The State Duma in Russia looks set to give final approval to a law which would ban “homosexual propaganda” to minors, and includes harsh punishments including jail time and fines.
The Duma is expected to give its final approval to the bill banning “propaganda of non-traditional sexual relations”, to minors as well as media organisations, today.
Protesters gathered outside the Duma, but were seriously outnumbered by the bill’s supporters, some of whom carried religious icons. Those against the bill kissed in public, before 20 people were detained in scuffles, police confirmed.
One of the bill’s sponsors, Yelena Mizulina, of the A Just Russia party said: “Traditional sexual relations are relations between a man and a woman… and these relations need special protection from the Government.”
According to AFP, only one lawmaker, Alexei Mitrofanov, also of A Just Russia, criticised the bill, saying: “I am in general against the concept of this bill.”
The bill must be passed by the Duma in its third reading, before it goes on to the Senate for consideration.
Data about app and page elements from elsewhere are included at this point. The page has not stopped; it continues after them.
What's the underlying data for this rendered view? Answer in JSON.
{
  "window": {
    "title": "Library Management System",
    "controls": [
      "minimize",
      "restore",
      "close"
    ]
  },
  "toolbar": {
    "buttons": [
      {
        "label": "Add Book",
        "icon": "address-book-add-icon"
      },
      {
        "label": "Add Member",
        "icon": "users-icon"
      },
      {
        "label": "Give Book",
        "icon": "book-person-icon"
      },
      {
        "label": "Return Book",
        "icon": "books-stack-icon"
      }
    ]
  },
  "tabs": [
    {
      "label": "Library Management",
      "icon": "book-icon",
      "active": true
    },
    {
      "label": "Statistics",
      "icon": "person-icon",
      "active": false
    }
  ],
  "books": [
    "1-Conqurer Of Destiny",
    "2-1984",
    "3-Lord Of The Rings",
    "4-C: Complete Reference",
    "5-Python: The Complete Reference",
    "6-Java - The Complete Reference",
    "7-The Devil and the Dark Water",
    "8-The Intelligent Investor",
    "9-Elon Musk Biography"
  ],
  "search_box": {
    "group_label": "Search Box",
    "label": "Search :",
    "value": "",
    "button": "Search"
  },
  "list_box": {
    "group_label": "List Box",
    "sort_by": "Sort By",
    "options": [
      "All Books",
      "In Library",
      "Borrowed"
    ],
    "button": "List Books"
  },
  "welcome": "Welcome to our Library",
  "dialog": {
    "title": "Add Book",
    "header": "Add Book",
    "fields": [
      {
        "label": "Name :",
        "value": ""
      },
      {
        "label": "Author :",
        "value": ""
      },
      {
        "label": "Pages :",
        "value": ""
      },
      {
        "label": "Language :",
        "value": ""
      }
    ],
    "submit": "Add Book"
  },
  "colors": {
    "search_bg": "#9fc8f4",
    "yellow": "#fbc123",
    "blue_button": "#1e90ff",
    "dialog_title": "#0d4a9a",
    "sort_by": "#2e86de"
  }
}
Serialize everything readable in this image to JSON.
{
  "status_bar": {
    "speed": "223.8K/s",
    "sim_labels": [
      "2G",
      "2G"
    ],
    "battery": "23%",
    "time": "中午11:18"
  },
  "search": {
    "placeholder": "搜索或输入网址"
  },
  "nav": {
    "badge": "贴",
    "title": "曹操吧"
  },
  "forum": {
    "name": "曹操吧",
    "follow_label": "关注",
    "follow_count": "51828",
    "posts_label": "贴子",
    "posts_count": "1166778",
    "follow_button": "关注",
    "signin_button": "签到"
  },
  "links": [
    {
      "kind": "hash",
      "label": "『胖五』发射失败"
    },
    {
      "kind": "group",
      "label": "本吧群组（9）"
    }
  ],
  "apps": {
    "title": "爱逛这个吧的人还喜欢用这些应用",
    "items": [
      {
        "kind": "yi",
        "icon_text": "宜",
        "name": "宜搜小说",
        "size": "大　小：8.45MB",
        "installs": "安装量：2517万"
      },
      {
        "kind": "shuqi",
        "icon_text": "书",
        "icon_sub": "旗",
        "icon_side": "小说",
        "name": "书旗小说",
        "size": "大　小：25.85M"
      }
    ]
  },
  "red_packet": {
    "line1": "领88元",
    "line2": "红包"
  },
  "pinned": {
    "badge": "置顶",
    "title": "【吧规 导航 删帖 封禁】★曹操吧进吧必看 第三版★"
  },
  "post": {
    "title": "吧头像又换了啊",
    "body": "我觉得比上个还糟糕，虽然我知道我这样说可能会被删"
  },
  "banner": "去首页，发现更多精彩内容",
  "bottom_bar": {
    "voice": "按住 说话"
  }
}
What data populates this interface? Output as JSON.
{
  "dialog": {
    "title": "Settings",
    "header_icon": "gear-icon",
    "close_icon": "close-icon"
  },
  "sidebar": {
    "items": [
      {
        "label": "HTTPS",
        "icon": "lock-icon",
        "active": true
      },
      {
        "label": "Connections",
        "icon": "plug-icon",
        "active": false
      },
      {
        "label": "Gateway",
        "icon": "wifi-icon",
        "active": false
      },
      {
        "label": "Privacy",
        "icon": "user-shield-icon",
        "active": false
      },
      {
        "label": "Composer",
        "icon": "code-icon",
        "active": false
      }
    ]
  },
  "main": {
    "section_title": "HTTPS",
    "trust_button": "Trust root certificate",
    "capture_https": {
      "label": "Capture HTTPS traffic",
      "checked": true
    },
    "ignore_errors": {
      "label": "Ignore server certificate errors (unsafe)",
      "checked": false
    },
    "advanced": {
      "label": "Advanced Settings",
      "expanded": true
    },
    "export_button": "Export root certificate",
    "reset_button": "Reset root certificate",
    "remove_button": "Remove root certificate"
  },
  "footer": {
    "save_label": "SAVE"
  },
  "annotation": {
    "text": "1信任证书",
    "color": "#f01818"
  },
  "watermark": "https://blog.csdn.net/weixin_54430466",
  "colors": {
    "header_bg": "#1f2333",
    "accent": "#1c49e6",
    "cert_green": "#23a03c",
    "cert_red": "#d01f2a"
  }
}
It is expected to pass, and will then be signed into law by President Vladimir Putin.
The draft law, submitted in March 2012, details that the “promotion of homosexuality” among children could warrant fines of 4,000-5,000 rubles (£85-105) for individuals, 40,000-50,000 rubles (£850-1050) for officials, and 400-500,000 (£8,500-10,500) rubles for businesses.
It also targets foreigners, as many LGBT activists have travelled to Russia to support LGBT events. It details that such offenders can be detained by police for up to 15 days, deported, and fined up to 100,000 rubles (£2,000).
Similar laws have already been passed regionally in ten different areas of Russia, but this bill would impose the law nationwide.
The initial hearing of the bill was previously delayed from December to January after it sparked demonstrations from gay activists who said the bill was needlessly discriminatory and would distract from more serious issues.
St Petersburg’s anti-gay laws were frequently headline news last year due in part due to action being brought against pro-gay rights singers including Madonna, and Lady Gaga speaking out against the discriminatory law.